Donald B. Cleveland, 83, professor emeritus at the University of North Texas School of Library and Information Science in Denton, died April 17. He designed the school’s interdisciplinary PhD program in information science. The Association for Information Science and Technology recognized him with the Outstanding Information Science Teacher Award in 2004. Cleveland cowrote Introduction to Indexing and Abstracting and Health Informatics for Medical Librarians and served as a consultant to many national and international organizations.
Barbara J. Keller, 81, cataloging librarian at Indiana State University in Terre Haute 1967–1997, died February 22.
Judi Paradis, 60, coordinator of the Anne A. Russell Children’s Educational and Cultural Enrichment Fund at Robbins Library in Arlington, Massachusetts, for 10 years in the 1990s and early 2000s, died April 28. She had also been a librarian at Arlington’s Peirce and Stratton Elementary Schools.
C. Patricia Riesenman, 86, a leader in the Reference and User Services Association’s Machine-Assisted Reference Section (MARS, now the Emerging Technologies Section), died June 7. She chaired MARS’s Education and Training of Search Analysts Committee and the Planning Committee and was active on other committees.
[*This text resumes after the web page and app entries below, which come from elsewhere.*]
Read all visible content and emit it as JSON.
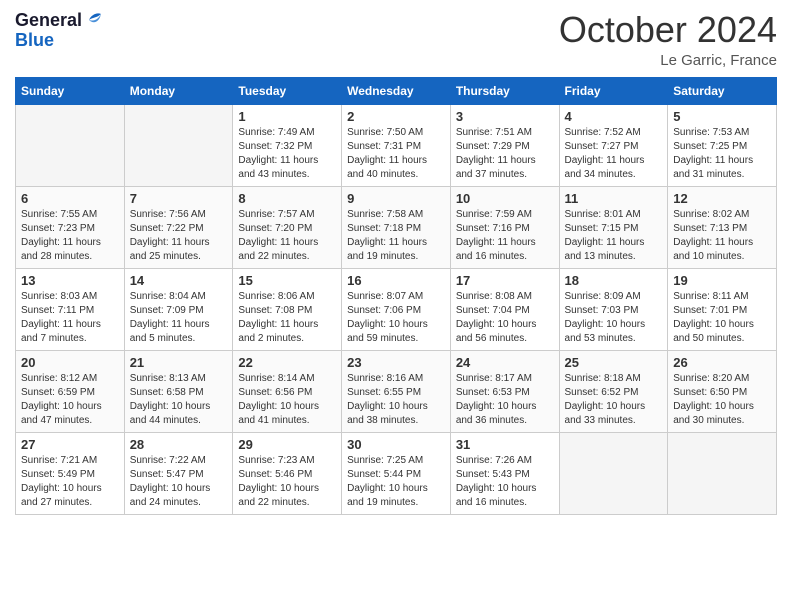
{
  "header": {
    "logo_line1": "General",
    "logo_line2": "Blue",
    "month_title": "October 2024",
    "location": "Le Garric, France"
  },
  "weekdays": [
    "Sunday",
    "Monday",
    "Tuesday",
    "Wednesday",
    "Thursday",
    "Friday",
    "Saturday"
  ],
  "weeks": [
    [
      {
        "day": "",
        "sunrise": "",
        "sunset": "",
        "daylight": "",
        "empty": true
      },
      {
        "day": "",
        "sunrise": "",
        "sunset": "",
        "daylight": "",
        "empty": true
      },
      {
        "day": "1",
        "sunrise": "Sunrise: 7:49 AM",
        "sunset": "Sunset: 7:32 PM",
        "daylight": "Daylight: 11 hours and 43 minutes.",
        "empty": false
      },
      {
        "day": "2",
        "sunrise": "Sunrise: 7:50 AM",
        "sunset": "Sunset: 7:31 PM",
        "daylight": "Daylight: 11 hours and 40 minutes.",
        "empty": false
      },
      {
        "day": "3",
        "sunrise": "Sunrise: 7:51 AM",
        "sunset": "Sunset: 7:29 PM",
        "daylight": "Daylight: 11 hours and 37 minutes.",
        "empty": false
      },
      {
        "day": "4",
        "sunrise": "Sunrise: 7:52 AM",
        "sunset": "Sunset: 7:27 PM",
        "daylight": "Daylight: 11 hours and 34 minutes.",
        "empty": false
      },
      {
        "day": "5",
        "sunrise": "Sunrise: 7:53 AM",
        "sunset": "Sunset: 7:25 PM",
        "daylight": "Daylight: 11 hours and 31 minutes.",
        "empty": false
      }
    ],
    [
      {
        "day": "6",
        "sunrise": "Sunrise: 7:55 AM",
        "sunset": "Sunset: 7:23 PM",
        "daylight": "Daylight: 11 hours and 28 minutes.",
        "empty": false
      },
      {
        "day": "7",
        "sunrise": "Sunrise: 7:56 AM",
        "sunset": "Sunset: 7:22 PM",
        "daylight": "Daylight: 11 hours and 25 minutes.",
        "empty": false
      },
      {
        "day": "8",
        "sunrise": "Sunrise: 7:57 AM",
        "sunset": "Sunset: 7:20 PM",
        "daylight": "Daylight: 11 hours and 22 minutes.",
        "empty": false
      },
      {
        "day": "9",
        "sunrise": "Sunrise: 7:58 AM",
        "sunset": "Sunset: 7:18 PM",
        "daylight": "Daylight: 11 hours and 19 minutes.",
        "empty": false
      },
      {
        "day": "10",
        "sunrise": "Sunrise: 7:59 AM",
        "sunset": "Sunset: 7:16 PM",
        "daylight": "Daylight: 11 hours and 16 minutes.",
        "empty": false
      },
      {
        "day": "11",
        "sunrise": "Sunrise: 8:01 AM",
        "sunset": "Sunset: 7:15 PM",
        "daylight": "Daylight: 11 hours and 13 minutes.",
        "empty": false
      },
      {
        "day": "12",
        "sunrise": "Sunrise: 8:02 AM",
        "sunset": "Sunset: 7:13 PM",
        "daylight": "Daylight: 11 hours and 10 minutes.",
        "empty": false
      }
    ],
    [
      {
        "day": "13",
        "sunrise": "Sunrise: 8:03 AM",
        "sunset": "Sunset: 7:11 PM",
        "daylight": "Daylight: 11 hours and 7 minutes.",
        "empty": false
      },
      {
        "day": "14",
        "sunrise": "Sunrise: 8:04 AM",
        "sunset": "Sunset: 7:09 PM",
        "daylight": "Daylight: 11 hours and 5 minutes.",
        "empty": false
      },
      {
        "day": "15",
        "sunrise": "Sunrise: 8:06 AM",
        "sunset": "Sunset: 7:08 PM",
        "daylight": "Daylight: 11 hours and 2 minutes.",
        "empty": false
      },
      {
        "day": "16",
        "sunrise": "Sunrise: 8:07 AM",
        "sunset": "Sunset: 7:06 PM",
        "daylight": "Daylight: 10 hours and 59 minutes.",
        "empty": false
      },
      {
        "day": "17",
        "sunrise": "Sunrise: 8:08 AM",
        "sunset": "Sunset: 7:04 PM",
        "daylight": "Daylight: 10 hours and 56 minutes.",
        "empty": false
      },
      {
        "day": "18",
        "sunrise": "Sunrise: 8:09 AM",
        "sunset": "Sunset: 7:03 PM",
        "daylight": "Daylight: 10 hours and 53 minutes.",
        "empty": false
      },
      {
        "day": "19",
        "sunrise": "Sunrise: 8:11 AM",
        "sunset": "Sunset: 7:01 PM",
        "daylight": "Daylight: 10 hours and 50 minutes.",
        "empty": false
      }
    ],
    [
      {
        "day": "20",
        "sunrise": "Sunrise: 8:12 AM",
        "sunset": "Sunset: 6:59 PM",
        "daylight": "Daylight: 10 hours and 47 minutes.",
        "empty": false
      },
      {
        "day": "21",
        "sunrise": "Sunrise: 8:13 AM",
        "sunset": "Sunset: 6:58 PM",
        "daylight": "Daylight: 10 hours and 44 minutes.",
        "empty": false
      },
      {
        "day": "22",
        "sunrise": "Sunrise: 8:14 AM",
        "sunset": "Sunset: 6:56 PM",
        "daylight": "Daylight: 10 hours and 41 minutes.",
        "empty": false
      },
      {
        "day": "23",
        "sunrise": "Sunrise: 8:16 AM",
        "sunset": "Sunset: 6:55 PM",
        "daylight": "Daylight: 10 hours and 38 minutes.",
        "empty": false
      },
      {
        "day": "24",
        "sunrise": "Sunrise: 8:17 AM",
        "sunset": "Sunset: 6:53 PM",
        "daylight": "Daylight: 10 hours and 36 minutes.",
        "empty": false
      },
      {
        "day": "25",
        "sunrise": "Sunrise: 8:18 AM",
        "sunset": "Sunset: 6:52 PM",
        "daylight": "Daylight: 10 hours and 33 minutes.",
        "empty": false
      },
      {
        "day": "26",
        "sunrise": "Sunrise: 8:20 AM",
        "sunset": "Sunset: 6:50 PM",
        "daylight": "Daylight: 10 hours and 30 minutes.",
        "empty": false
      }
    ],
    [
      {
        "day": "27",
        "sunrise": "Sunrise: 7:21 AM",
        "sunset": "Sunset: 5:49 PM",
        "daylight": "Daylight: 10 hours and 27 minutes.",
        "empty": false
      },
      {
        "day": "28",
        "sunrise": "Sunrise: 7:22 AM",
        "sunset": "Sunset: 5:47 PM",
        "daylight": "Daylight: 10 hours and 24 minutes.",
        "empty": false
      },
      {
        "day": "29",
        "sunrise": "Sunrise: 7:23 AM",
        "sunset": "Sunset: 5:46 PM",
        "daylight": "Daylight: 10 hours and 22 minutes.",
        "empty": false
      },
      {
        "day": "30",
        "sunrise": "Sunrise: 7:25 AM",
        "sunset": "Sunset: 5:44 PM",
        "daylight": "Daylight: 10 hours and 19 minutes.",
        "empty": false
      },
      {
        "day": "31",
        "sunrise": "Sunrise: 7:26 AM",
        "sunset": "Sunset: 5:43 PM",
        "daylight": "Daylight: 10 hours and 16 minutes.",
        "empty": false
      },
      {
        "day": "",
        "sunrise": "",
        "sunset": "",
        "daylight": "",
        "empty": true
      },
      {
        "day": "",
        "sunrise": "",
        "sunset": "",
        "daylight": "",
        "empty": true
      }
    ]
  ]
}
At Indiana University Libraries, she worked to establish the Computer-Aided Reference Service in the late 1970s and helped to found and develop the Indiana Online Users Group in 1982. She received the MARS Achievement Award in 1997 and the 2006 William Evans Jenkins Librarian Award.
Gary Bogart, 75, who retired as assistant director of Pinellas Park (Fla.) Public Library in 2010, died June 19, 2018. He previously held administrative positions at New York Public Library and had been editor of the Standard Catalog Series published by H. W. Wilson Company.
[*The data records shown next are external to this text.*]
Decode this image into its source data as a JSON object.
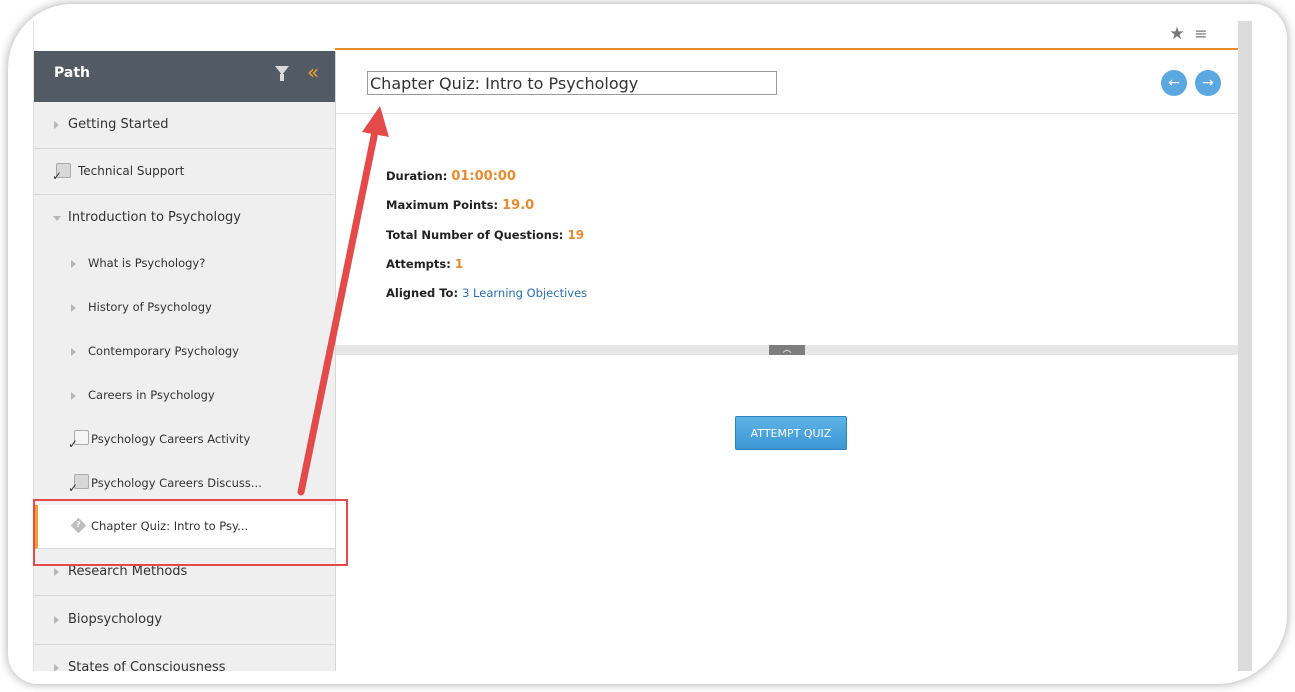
{
  "sidebar": {
    "title": "Path",
    "items": [
      {
        "label": "Getting Started"
      },
      {
        "label": "Technical Support"
      },
      {
        "label": "Introduction to Psychology"
      },
      {
        "label": "What is Psychology?"
      },
      {
        "label": "History of Psychology"
      },
      {
        "label": "Contemporary Psychology"
      },
      {
        "label": "Careers in Psychology"
      },
      {
        "label": "Psychology Careers Activity"
      },
      {
        "label": "Psychology Careers Discuss..."
      },
      {
        "label": "Chapter Quiz: Intro to Psy..."
      },
      {
        "label": "Research Methods"
      },
      {
        "label": "Biopsychology"
      },
      {
        "label": "States of Consciousness"
      }
    ]
  },
  "content": {
    "title": "Chapter Quiz: Intro to Psychology",
    "duration_label": "Duration:",
    "duration_value": "01:00:00",
    "max_points_label": "Maximum Points:",
    "max_points_value": "19.0",
    "questions_label": "Total Number of Questions:",
    "questions_value": "19",
    "attempts_label": "Attempts:",
    "attempts_value": "1",
    "aligned_label": "Aligned To:",
    "aligned_value": "3 Learning Objectives",
    "attempt_button": "ATTEMPT QUIZ"
  },
  "icons": {
    "star": "star-icon",
    "menu": "menu-icon",
    "filter": "filter-icon",
    "collapse": "double-chevron-left-icon",
    "prev": "arrow-left-icon",
    "next": "arrow-right-icon"
  },
  "colors": {
    "accent": "#e88a2e",
    "sidebar_header": "#525a64",
    "button": "#3c97d3",
    "highlight": "#e34b4b"
  }
}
Margaret Patricia (Pat) Hillmer, 83, director ofTiffin-Seneca (Ohio) Public Library from 1981 until her 2008 retirement, died June 23. During her tenure, she expanded services and library systems automation, established a library Friends group and the Tiffin-Seneca Library Foundation, and was awarded the Ohio Library Association’s Librarian of the Year Award in 2004.
Carol Jean McMurry, 74, who held positions at University of Wyoming’s Coe Library, Laramie County (Wyo.) Library System, and University of Wyoming Family Medicine Residency Clinic in Cheyenne, died June 1. McMurry was also a library philanthropist, making donations to University of Wyoming that funded a library reading room, a campus reading program, library staff development and recognition programs, library collections, an author series, and an endowed librarian position.
James A. Miley, 69, director of Kendallville (Ind.) Public Library 1979-1983 and Troy-Miami (Ohio) County Public Library from 1983 until his retirement in 2009, died June 16.
Lucille Cole Thomas, 97, died June 15. Thomas began her career as a librarian at Brooklyn (N.Y.) Public Library (BPL). She joined the New York City Board of Education as librarian 1956-1968; she served as supervisor of library services 1968-1977 and as assistant director of the office of library, media, and telecommunications 1977-1983. In 1993, she was appointed to the Board of Trustees of BPL. Thomas was an ALA Councilor for 22 years and served on the Executive Board 1985-1991. She was the first African-American president of the New York Library Association and the New York City School Librarians Association. Among her honors are the 1996 US National Commission on Libraries and Information Science Silver Award, the 1988 Grolier Foundation Award, ALA Honorary Membership in 2003, and the 1994 Distinguished Service Award from the American Association of School Librarians. BPL’s Excellence in Librarianship Award was named for her in 2017.